Shall we have a peaceful or a violent Christmas Eve in Tsimshatsui tonight? Inspired by their success in spreading holiday fun last Halloween, the Hong Kong Police predictably choose the latter.
After six months of this, we can detect a pattern: when the police steer clear, public gatherings are – all else being equal – far more peaceful. So we must assume that the senior police management are deploying hyped-up armed riot cops on such occasions as a deliberate strategy to engineer physical confrontation. The question is, why? To bump up the number of arrests? To comply with Beijing officials’ demands for tough repression? To claim more overtime? To appease those of their front-line men who sadly seem to enjoy whacking passers-by?
Or, given their profession’s reputation for limited lateral-thinking abilities, do they dementedly believe that they are somehow preserving public order and serving the community’s interests?
(My money would be on the Beijing factor.)
I declare what could turn out to be a five-day Merry Christmas Weekend open with some quick links to interesting things…
Some thoughts on what the Hong Kong government could learn from other authorities’ PR response to a different train-wreck. One problem is that Hong Kong officials’ spinelessness and condescension is not only a colonial hangover, and not only a defensive instinct driven by their own incompetence and lack of legitimacy. It’s also pretty much required by Beijing.
An explanatory leaflet about the Spark Alliance arrests and freezing of funds.
If you need something depressing to curb excessive festive joy, Amnesty International on sexual violence against Hong Kong protests.

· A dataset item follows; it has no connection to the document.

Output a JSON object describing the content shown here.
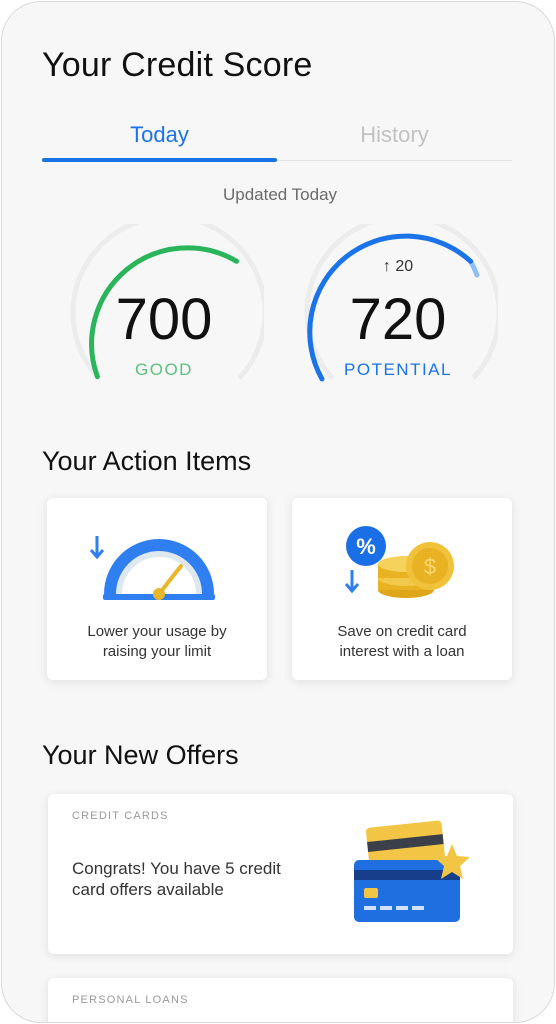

The naivety of government supporters who welcome the court decision that Au Nok-hin and Gary Fan were not duly elected.
And if you still don’t get Cantonese opera…